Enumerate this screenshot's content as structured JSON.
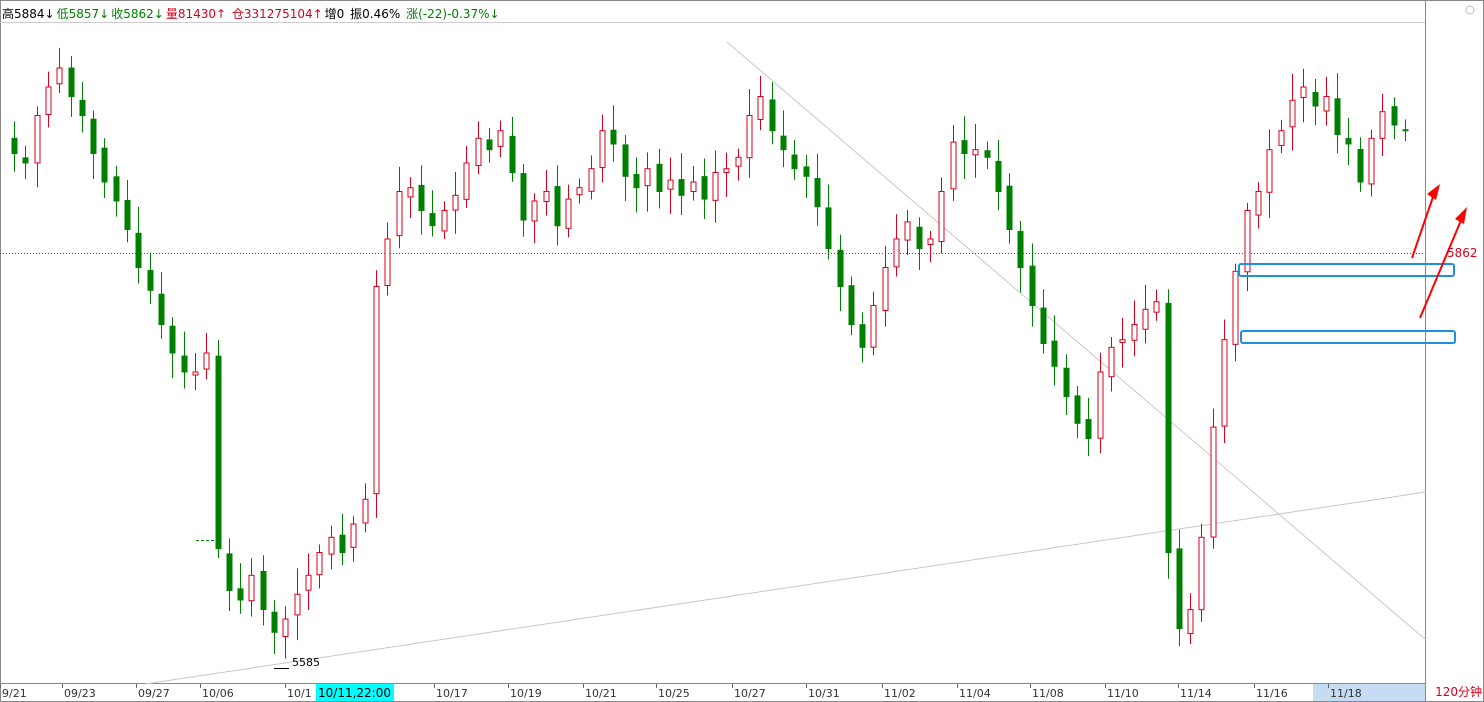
{
  "info_bar": {
    "high": "高5884↓",
    "low": "低5857↓",
    "close": "收5862↓",
    "volume": "量81430↑",
    "open_interest": "仓331275104↑",
    "oi_change": "增0",
    "amplitude": "振0.46%",
    "change": "涨(-22)-0.37%↓"
  },
  "chart": {
    "period": "120分钟",
    "last_price": "5862",
    "low_annotation": "5585",
    "cursor_time": "10/11,22:00",
    "x_ticks": [
      "9/21",
      "09/23",
      "09/27",
      "10/06",
      "10/1",
      "10/17",
      "10/19",
      "10/21",
      "10/25",
      "10/27",
      "10/31",
      "11/02",
      "11/04",
      "11/08",
      "11/10",
      "11/14",
      "11/16",
      "11/18"
    ],
    "colors": {
      "up": "#d9001b",
      "down": "#008000",
      "box": "#1e90e0",
      "arrow": "#ff0000",
      "cursor": "#00ffff"
    }
  },
  "chart_data": {
    "type": "candlestick",
    "title": "",
    "timeframe": "120分钟",
    "y_range": [
      5575,
      5915
    ],
    "last_close": 5862,
    "period_low": 5585,
    "candles_approx_close": [
      5850,
      5845,
      5870,
      5885,
      5895,
      5880,
      5870,
      5850,
      5835,
      5825,
      5810,
      5790,
      5778,
      5760,
      5745,
      5735,
      5735,
      5745,
      5642,
      5620,
      5615,
      5628,
      5610,
      5598,
      5605,
      5618,
      5628,
      5640,
      5648,
      5640,
      5655,
      5668,
      5780,
      5805,
      5830,
      5832,
      5820,
      5812,
      5820,
      5828,
      5845,
      5858,
      5852,
      5862,
      5840,
      5815,
      5825,
      5830,
      5812,
      5826,
      5832,
      5842,
      5862,
      5855,
      5838,
      5832,
      5842,
      5830,
      5836,
      5828,
      5835,
      5826,
      5840,
      5842,
      5848,
      5870,
      5880,
      5862,
      5852,
      5842,
      5838,
      5822,
      5800,
      5780,
      5760,
      5748,
      5770,
      5790,
      5805,
      5814,
      5800,
      5805,
      5830,
      5856,
      5850,
      5852,
      5848,
      5830,
      5810,
      5790,
      5770,
      5750,
      5738,
      5722,
      5708,
      5700,
      5735,
      5748,
      5752,
      5760,
      5768,
      5772,
      5640,
      5600,
      5610,
      5648,
      5706,
      5752,
      5788,
      5820,
      5830,
      5852,
      5862,
      5878,
      5885,
      5875,
      5880,
      5860,
      5855,
      5835,
      5858,
      5872,
      5865,
      5862
    ]
  }
}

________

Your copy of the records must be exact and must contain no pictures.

Enumerate this screenshot's content as structured JSON.
{
  "info_bar": {
    "high": "高5884↓",
    "low": "低5857↓",
    "close": "收5862↓",
    "volume": "量81430↑",
    "open_interest": "仓331275104↑",
    "oi_change": "增0",
    "amplitude": "振0.46%",
    "change": "涨(-22)-0.37%↓"
  },
  "chart": {
    "period": "120分钟",
    "last_price": "5862",
    "low_annotation": "5585",
    "cursor_time": "10/11,22:00",
    "x_ticks": [
      "9/21",
      "09/23",
      "09/27",
      "10/06",
      "10/1",
      "10/17",
      "10/19",
      "10/21",
      "10/25",
      "10/27",
      "10/31",
      "11/02",
      "11/04",
      "11/08",
      "11/10",
      "11/14",
      "11/16",
      "11/18"
    ],
    "colors": {
      "up": "#d9001b",
      "down": "#008000",
      "box": "#1e90e0",
      "arrow": "#ff0000",
      "cursor": "#00ffff"
    }
  },
  "chart_data": {
    "type": "candlestick",
    "title": "",
    "timeframe": "120分钟",
    "y_range": [
      5575,
      5915
    ],
    "last_close": 5862,
    "period_low": 5585,
    "candles_approx_close": [
      5850,
      5845,
      5870,
      5885,
      5895,
      5880,
      5870,
      5850,
      5835,
      5825,
      5810,
      5790,
      5778,
      5760,
      5745,
      5735,
      5735,
      5745,
      5642,
      5620,
      5615,
      5628,
      5610,
      5598,
      5605,
      5618,
      5628,
      5640,
      5648,
      5640,
      5655,
      5668,
      5780,
      5805,
      5830,
      5832,
      5820,
      5812,
      5820,
      5828,
      5845,
      5858,
      5852,
      5862,
      5840,
      5815,
      5825,
      5830,
      5812,
      5826,
      5832,
      5842,
      5862,
      5855,
      5838,
      5832,
      5842,
      5830,
      5836,
      5828,
      5835,
      5826,
      5840,
      5842,
      5848,
      5870,
      5880,
      5862,
      5852,
      5842,
      5838,
      5822,
      5800,
      5780,
      5760,
      5748,
      5770,
      5790,
      5805,
      5814,
      5800,
      5805,
      5830,
      5856,
      5850,
      5852,
      5848,
      5830,
      5810,
      5790,
      5770,
      5750,
      5738,
      5722,
      5708,
      5700,
      5735,
      5748,
      5752,
      5760,
      5768,
      5772,
      5640,
      5600,
      5610,
      5648,
      5706,
      5752,
      5788,
      5820,
      5830,
      5852,
      5862,
      5878,
      5885,
      5875,
      5880,
      5860,
      5855,
      5835,
      5858,
      5872,
      5865,
      5862
    ]
  }
}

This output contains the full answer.